“…the art of photography is a dynamic process of giving form to ideas and explaining man to man.” -Edward Steichen (the very first photographer I ever fell in love with). I just read and looked through a book I got this January: The Family of Man. It was created by Mr. Steichen, and was at the time (printed in 1955) considered to be “the greatest photographic exhibition of all time-503 pictures from 68 countries.” After slowly diving in to this book, which from the cover looks like a children’s book, I cannot help but feel the need to document, travel, explore, and meet. This desire is unexplainable. Something I always have. Its intensity comes and goes, but the urge never leaves me. The black and white photographs contained in this book’s pages blow my mind. What it took to get the images…the stories behind them…the significance of them…the value and impact they have had a continue to possess…
I will leave you with a quote from Bill Bangham, photojournalist and current director of photography for the IMB. He once said to me….
“If you want the people to care about the people in your photos, you have to see them. Its the way we do that that matters.

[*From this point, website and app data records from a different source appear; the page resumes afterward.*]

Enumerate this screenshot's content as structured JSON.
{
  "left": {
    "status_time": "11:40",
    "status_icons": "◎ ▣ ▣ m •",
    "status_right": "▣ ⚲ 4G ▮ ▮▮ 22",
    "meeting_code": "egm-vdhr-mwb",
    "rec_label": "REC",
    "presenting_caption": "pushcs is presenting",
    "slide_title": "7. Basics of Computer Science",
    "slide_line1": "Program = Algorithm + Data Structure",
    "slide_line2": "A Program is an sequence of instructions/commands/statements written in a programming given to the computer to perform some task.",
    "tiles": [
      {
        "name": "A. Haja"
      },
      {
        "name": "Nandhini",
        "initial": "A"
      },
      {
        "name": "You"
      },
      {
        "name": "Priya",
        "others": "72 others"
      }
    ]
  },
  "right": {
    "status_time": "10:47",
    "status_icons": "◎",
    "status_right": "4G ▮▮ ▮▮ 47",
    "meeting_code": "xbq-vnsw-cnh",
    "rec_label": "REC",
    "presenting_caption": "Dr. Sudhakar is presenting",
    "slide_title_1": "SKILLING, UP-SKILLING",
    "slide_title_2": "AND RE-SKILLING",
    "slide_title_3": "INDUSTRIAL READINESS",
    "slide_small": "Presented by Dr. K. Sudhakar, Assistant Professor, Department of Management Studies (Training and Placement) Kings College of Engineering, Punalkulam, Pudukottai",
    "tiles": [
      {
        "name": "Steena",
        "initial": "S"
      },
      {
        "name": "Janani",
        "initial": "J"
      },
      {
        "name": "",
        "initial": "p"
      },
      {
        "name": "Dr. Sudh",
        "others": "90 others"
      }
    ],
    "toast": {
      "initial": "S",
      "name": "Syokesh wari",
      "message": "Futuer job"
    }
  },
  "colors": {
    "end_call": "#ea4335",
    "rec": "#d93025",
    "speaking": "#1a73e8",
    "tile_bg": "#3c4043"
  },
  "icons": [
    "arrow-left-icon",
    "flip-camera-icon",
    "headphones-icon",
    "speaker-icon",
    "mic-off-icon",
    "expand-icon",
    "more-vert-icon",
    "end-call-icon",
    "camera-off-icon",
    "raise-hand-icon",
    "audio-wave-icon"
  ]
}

Let them know from your body language that you care about them.” Then, after telling me about how he got the privilege of photographing a Muslim woman in her home, after building a deep relationship with the family, he said, “I was no longer a stranger.”
[Photo taken at a medical clinic in a Vietnamese village outside of Phnom Penh, Cambodia. Summer 2009.]